- **PROBLEM DESCRIPTION**: Output all of the records exactly as written.

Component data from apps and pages
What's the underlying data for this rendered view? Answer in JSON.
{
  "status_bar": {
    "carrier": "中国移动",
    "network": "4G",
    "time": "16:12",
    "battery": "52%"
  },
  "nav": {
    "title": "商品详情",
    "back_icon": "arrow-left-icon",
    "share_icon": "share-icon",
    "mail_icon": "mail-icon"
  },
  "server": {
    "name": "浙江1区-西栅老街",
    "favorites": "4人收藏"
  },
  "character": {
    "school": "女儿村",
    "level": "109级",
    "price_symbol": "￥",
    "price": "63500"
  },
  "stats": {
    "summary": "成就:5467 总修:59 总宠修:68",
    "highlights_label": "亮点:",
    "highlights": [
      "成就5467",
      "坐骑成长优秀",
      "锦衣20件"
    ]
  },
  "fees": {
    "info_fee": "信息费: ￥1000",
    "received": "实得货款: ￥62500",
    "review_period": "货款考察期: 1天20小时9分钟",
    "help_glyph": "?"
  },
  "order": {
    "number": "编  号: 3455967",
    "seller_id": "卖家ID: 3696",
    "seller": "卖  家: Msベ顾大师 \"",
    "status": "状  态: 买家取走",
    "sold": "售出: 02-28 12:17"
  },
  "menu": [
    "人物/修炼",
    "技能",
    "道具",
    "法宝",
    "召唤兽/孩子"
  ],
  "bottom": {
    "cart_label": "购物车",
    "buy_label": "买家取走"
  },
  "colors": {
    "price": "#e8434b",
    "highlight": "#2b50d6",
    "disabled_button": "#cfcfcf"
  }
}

- **EXERCISE SOLUTION**:
What's the underlying data for this rendered view? Answer in JSON.
{
  "status_bar": {
    "carrier": "中国移动",
    "network": "4G",
    "time": "16:12",
    "battery": "52%"
  },
  "nav": {
    "title": "商品详情",
    "back_icon": "arrow-left-icon",
    "share_icon": "share-icon",
    "mail_icon": "mail-icon"
  },
  "server": {
    "name": "浙江1区-西栅老街",
    "favorites": "4人收藏"
  },
  "character": {
    "school": "女儿村",
    "level": "109级",
    "price_symbol": "￥",
    "price": "63500"
  },
  "stats": {
    "summary": "成就:5467 总修:59 总宠修:68",
    "highlights_label": "亮点:",
    "highlights": [
      "成就5467",
      "坐骑成长优秀",
      "锦衣20件"
    ]
  },
  "fees": {
    "info_fee": "信息费: ￥1000",
    "received": "实得货款: ￥62500",
    "review_period": "货款考察期: 1天20小时9分钟",
    "help_glyph": "?"
  },
  "order": {
    "number": "编  号: 3455967",
    "seller_id": "卖家ID: 3696",
    "seller": "卖  家: Msベ顾大师 \"",
    "status": "状  态: 买家取走",
    "sold": "售出: 02-28 12:17"
  },
  "menu": [
    "人物/修炼",
    "技能",
    "道具",
    "法宝",
    "召唤兽/孩子"
  ],
  "bottom": {
    "cart_label": "购物车",
    "buy_label": "买家取走"
  },
  "colors": {
    "price": "#e8434b",
    "highlight": "#2b50d6",
    "disabled_button": "#cfcfcf"
  }
}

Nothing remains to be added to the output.